For the second run, Jeff activated the traction control, then encouraged Robert to warm the tires with a full burnout, and he duly obliged. Meanwhile, Steph avoided the water and snuck through the burnout box to wait for Robert at the start line. With all its electronics, he saw little need to warm the Jaguar's tires and risk the transmission.
As the lights went green, both drivers were already on the power. Steph's incredible timing - he claims to see when each filament in the starting tree bulbs are going out - combined with the Jaguar's Dynamic Mode traction control and shift patterns, saw it again launch hardest and fastest. Steph's reaction time was an impressive 0.218sec, compared to Robert's 0.574, but this time the RX-7 had hooked up.
It was ahead by the 60ft mark, and at 330ft, and crossed the finish line first with a time of 8.03sec at 92.51mph, compared to 8.863 at 88.9mph for the Jaguar.
Despite a good launch, the GT was significantly slower than its previous run, so Steph decided to try a manual launch on his third attempt. He extinguished the traction control altogether and would shift with the paddles himself.
So as the cars lined up, with one win apiece, this was the decider. Would power beat finesse? Could Steph uphold Euro honor?
The amber light sequence flashed and engine revs reached a crescendo as the green illuminated. The rear wheels on both cars were already spinning and again Steph got the jump. His reaction time was just 0.181sec and, for the third time of asking, the Jaguar was out of the blocks first.
By the 60ft mark, they were still close, but the RX-7 had pulled level, gaining a 0.5sec advantage by the 330ft mark. With minimal wheelspin, the Mazda dispatched the eighth-mile track in 7.783sec at 90.79mph, pulling out a couple of car lengths over our plucky Brit.

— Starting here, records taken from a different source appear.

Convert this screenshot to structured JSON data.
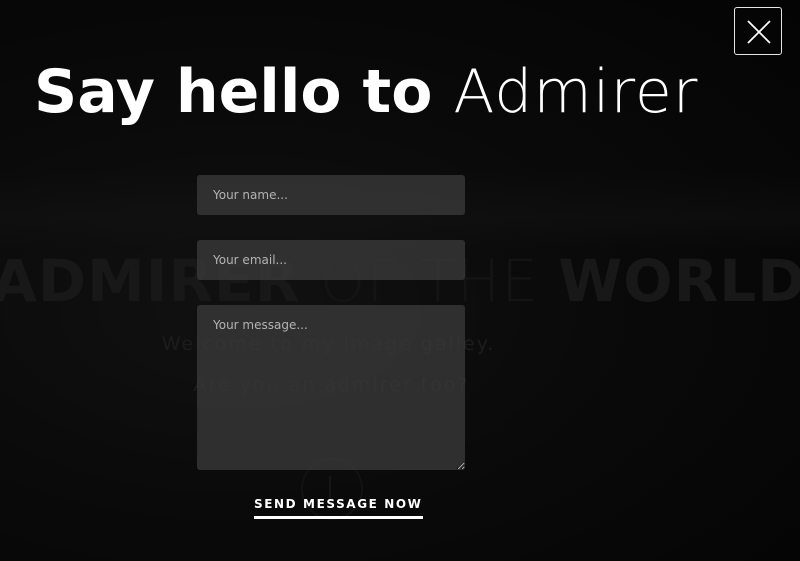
{
  "modal": {
    "title_strong": "Say hello to",
    "title_light": "Admirer",
    "close_icon": "close-icon"
  },
  "form": {
    "name_placeholder": "Your name...",
    "email_placeholder": "Your email...",
    "message_placeholder": "Your message...",
    "submit_label": "SEND MESSAGE NOW"
  },
  "background": {
    "headline_bold_1": "ADMIRER",
    "headline_thin": "OF THE",
    "headline_bold_2": "WORLD.",
    "subtitle_1": "Welcome to my image galley.",
    "subtitle_2": "Are you an admirer too?",
    "scroll_icon": "arrow-down-icon"
  },
  "colors": {
    "background": "#0b0b0b",
    "field_bg": "#3a3a3a",
    "text": "#ffffff"
  }
}
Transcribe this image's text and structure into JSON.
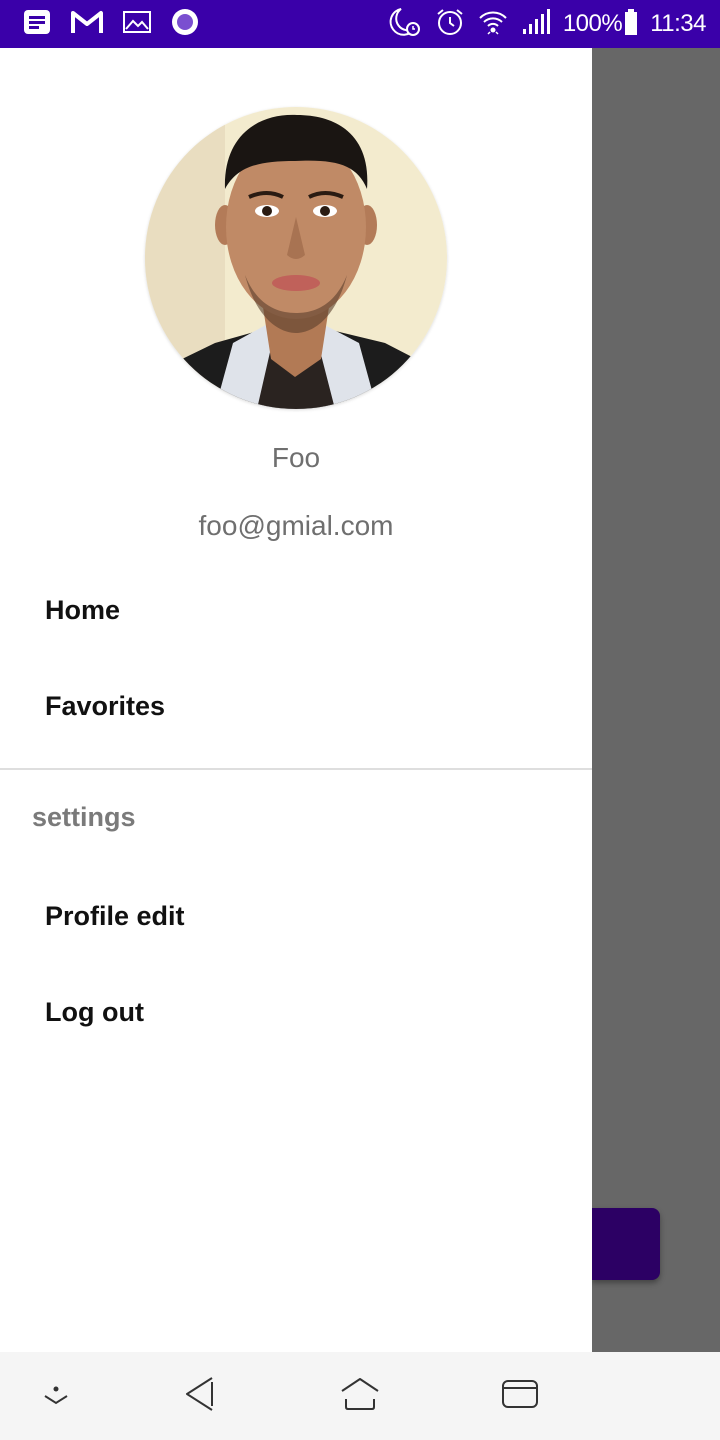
{
  "status_bar": {
    "left_icons": [
      "notes-icon",
      "gmail-icon",
      "gallery-icon",
      "record-icon"
    ],
    "right_icons": [
      "do-not-disturb-moon-icon",
      "alarm-clock-icon",
      "wifi-icon",
      "signal-icon",
      "battery-icon"
    ],
    "battery": "100%",
    "time": "11:34",
    "background_color": "#3a00a9"
  },
  "drawer": {
    "profile": {
      "name": "Foo",
      "email": "foo@gmial.com"
    },
    "primary_items": [
      {
        "label": "Home"
      },
      {
        "label": "Favorites"
      }
    ],
    "section_header": "settings",
    "settings_items": [
      {
        "label": "Profile edit"
      },
      {
        "label": "Log out"
      }
    ]
  },
  "nav_bar": {
    "buttons": [
      "hide-keyboard-icon",
      "back-icon",
      "home-icon",
      "recents-icon"
    ]
  }
}
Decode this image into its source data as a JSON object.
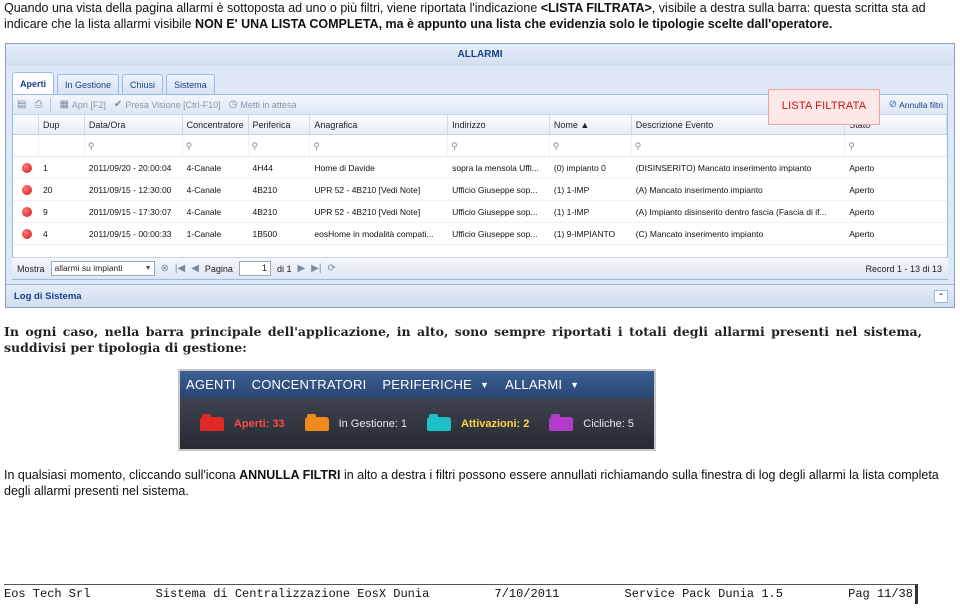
{
  "intro": {
    "part1": "Quando una vista della pagina allarmi è sottoposta ad uno o più filtri, viene riportata l'indicazione ",
    "tag": "<LISTA FILTRATA>",
    "part2": ", visibile a destra sulla barra: questa scritta sta ad indicare che la lista allarmi visibile ",
    "emph": "NON E' UNA LISTA COMPLETA, ma è appunto una lista che evidenzia solo le tipologie scelte dall'operatore."
  },
  "alarms_window": {
    "title": "ALLARMI",
    "tabs": [
      "Aperti",
      "In Gestione",
      "Chiusi",
      "Sistema"
    ],
    "toolbar": {
      "print_icon": "printer-icon",
      "open_label": "Apri [F2]",
      "presa_label": "Presa Visione [Ctrl-F10]",
      "attesa_label": "Metti in attesa",
      "lista_filtrata": "LISTA FILTRATA",
      "annulla_label": "Annulla filtri"
    },
    "columns": [
      "",
      "Dup",
      "Data/Ora",
      "Concentratore",
      "Periferica",
      "Anagrafica",
      "Indirizzo",
      "Nome",
      "Descrizione Evento",
      "Stato"
    ],
    "rows": [
      {
        "dup": "1",
        "datetime": "2011/09/20 - 20:00:04",
        "conc": "4-Canale",
        "perif": "4H44",
        "anag": "Home di Davide",
        "ind": "sopra la mensola Uffi...",
        "nome": "(0) impianto 0",
        "desc": "(DISINSERITO) Mancato inserimento impianto",
        "stato": "Aperto"
      },
      {
        "dup": "20",
        "datetime": "2011/09/15 - 12:30:00",
        "conc": "4-Canale",
        "perif": "4B210",
        "anag": "UPR 52 - 4B210 [Vedi Note]",
        "ind": "Ufficio Giuseppe sop...",
        "nome": "(1) 1-IMP",
        "desc": "(A) Mancato inserimento impianto",
        "stato": "Aperto"
      },
      {
        "dup": "9",
        "datetime": "2011/09/15 - 17:30:07",
        "conc": "4-Canale",
        "perif": "4B210",
        "anag": "UPR 52 - 4B210 [Vedi Note]",
        "ind": "Ufficio Giuseppe sop...",
        "nome": "(1) 1-IMP",
        "desc": "(A) Impianto disinserito dentro fascia (Fascia di if...",
        "stato": "Aperto"
      },
      {
        "dup": "4",
        "datetime": "2011/09/15 - 00:00:33",
        "conc": "1-Canale",
        "perif": "1B500",
        "anag": "eosHome in modalità compati...",
        "ind": "Ufficio Giuseppe sop...",
        "nome": "(1) 9-IMPIANTO",
        "desc": "(C) Mancato inserimento impianto",
        "stato": "Aperto"
      }
    ],
    "pager": {
      "mostra_label": "Mostra",
      "mostra_value": "allarmi su impianti",
      "page_label": "Pagina",
      "page_value": "1",
      "of_label": "di 1",
      "record": "Record 1 - 13 di 13"
    },
    "log_label": "Log di Sistema"
  },
  "mid_text": "In ogni caso, nella barra principale dell'applicazione, in alto, sono sempre riportati i totali degli allarmi presenti nel sistema, suddivisi per tipologia di gestione:",
  "topbar": {
    "menu": [
      {
        "label": "AGENTI",
        "caret": false
      },
      {
        "label": "CONCENTRATORI",
        "caret": false
      },
      {
        "label": "PERIFERICHE",
        "caret": true
      },
      {
        "label": "ALLARMI",
        "caret": true
      }
    ],
    "stats": [
      {
        "label": "Aperti: 33",
        "color": "#e02828",
        "text_color": "#ff4a4a"
      },
      {
        "label": "In Gestione: 1",
        "color": "#f08a1c",
        "text_color": "#e8e8e8"
      },
      {
        "label": "Attivazioni: 2",
        "color": "#1ec0c8",
        "text_color": "#ffd24a"
      },
      {
        "label": "Cicliche: 5",
        "color": "#b23cc8",
        "text_color": "#e8e8e8"
      }
    ]
  },
  "last_text": {
    "part1": "In qualsiasi momento, cliccando sull'icona ",
    "bold": "ANNULLA FILTRI",
    "part2": " in alto a destra i filtri possono essere annullati richiamando sulla finestra di log degli allarmi la lista completa degli allarmi presenti nel sistema."
  },
  "footer": {
    "company": "Eos Tech Srl",
    "system": "Sistema di Centralizzazione EosX Dunia",
    "date": "7/10/2011",
    "sp": "Service Pack Dunia 1.5",
    "page": "Pag 11/38"
  }
}
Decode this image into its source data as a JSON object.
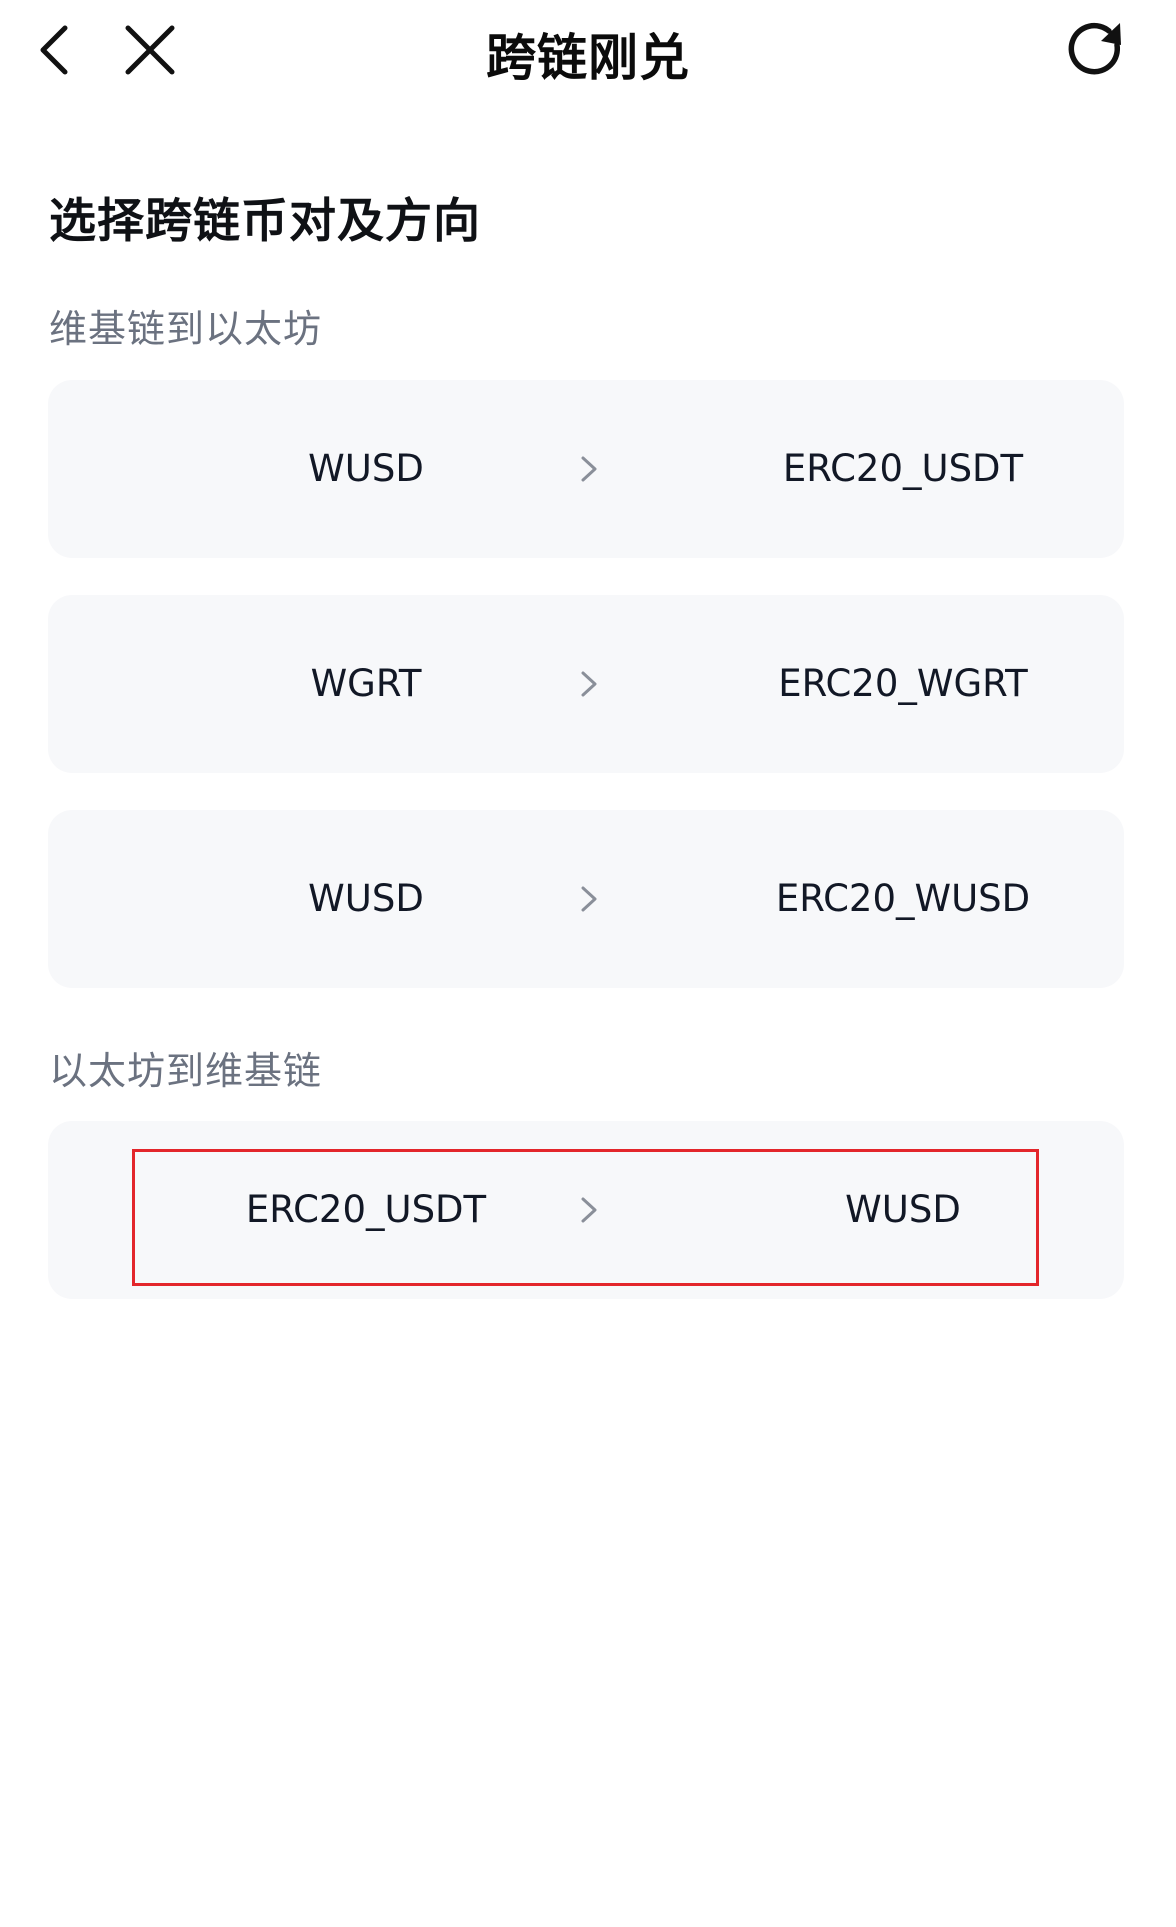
{
  "header": {
    "title": "跨链刚兑",
    "back_icon": "chevron-left-icon",
    "close_icon": "close-icon",
    "refresh_icon": "refresh-icon"
  },
  "main": {
    "section_title": "选择跨链币对及方向",
    "groups": [
      {
        "label": "维基链到以太坊",
        "pairs": [
          {
            "from": "WUSD",
            "to": "ERC20_USDT"
          },
          {
            "from": "WGRT",
            "to": "ERC20_WGRT"
          },
          {
            "from": "WUSD",
            "to": "ERC20_WUSD"
          }
        ]
      },
      {
        "label": "以太坊到维基链",
        "pairs": [
          {
            "from": "ERC20_USDT",
            "to": "WUSD"
          }
        ]
      }
    ]
  },
  "colors": {
    "card_background": "#f7f8fa",
    "highlight_border": "#e3262b",
    "label_gray": "#6b7280"
  }
}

With a time of 8.421sec at 92.8mph, it was a similar run to the Jaguar's first attempt, but this time it had been convincingly beaten.
Away from the track, Stephan suggested, "I might be able to improve the time by a couple of tenths, but so can the RX-7. I'm sure there's no way I could find the 0.6sec I'd need to have beaten him this time, and that's assuming he doesn't get any faster."
At this point, we realized we should have requested a "best of five" runs contest because the race officials excluded the Mazda for exceeding the noise restrictions with what could best be described as a painful exhaust note. We'd have happily won by default!
So in the end, our 1-of-25, $175000, 550hp Jaguar XKR-S GT succumbed to what was, in reality, a one-sided fight. It put up a valiant effort but couldn't overcome the RX-7's power and weight advantage. However, it proved that the Jag is anything but a high-strung exotic. It's capable of being down 'n dirty, and we could have run all night against modern Detroit iron that would have been closer competitors. However, we decided to save the Jaguar's time slips as a memento of what will surely be the only drag racing exploits ever attempted by the XKR-S GT; happy to have both taken part in a historic occasion and to have caught it all on camera and video.
2014 Jaguar XKR-S GT
5.0-liter AJ133 Gen III aluminum V8 DOHC 32v, direct injection, dual independent variable cam timing, Eaton twin-vortex supercharger, dual intercoolers
Sequential Shift six-speed automatic transmission
six-piston monoblock calipers, 15.7" carbon-ceramic rotors f, four-piston, 15" r
Adaptive Dynamics active and height-adjustable dampers, stiffened twin-coil springs, wider front track, increased camber, uprated bushings, new steering system, faster steering ratio
Wheels & Tires
20x 9" f, 20x10.5" r forged wheels, 255/35 R20 f, 305/30 R20 r Pirelli Corsa tires
carbon fiber splitter, twin dive planes, diffuser and rear wing, louvered hood, wheel arch extensions, front undertray, trunk spoiler, GT graphics
16-way electric Performance seats in leather and suedecloth with R-S GT embroidery, black suedecloth headliner and steering wheel
550hp at 6000-6500rpm
502 lb-ft 2500-5500rpm
$174895 (inc D&D)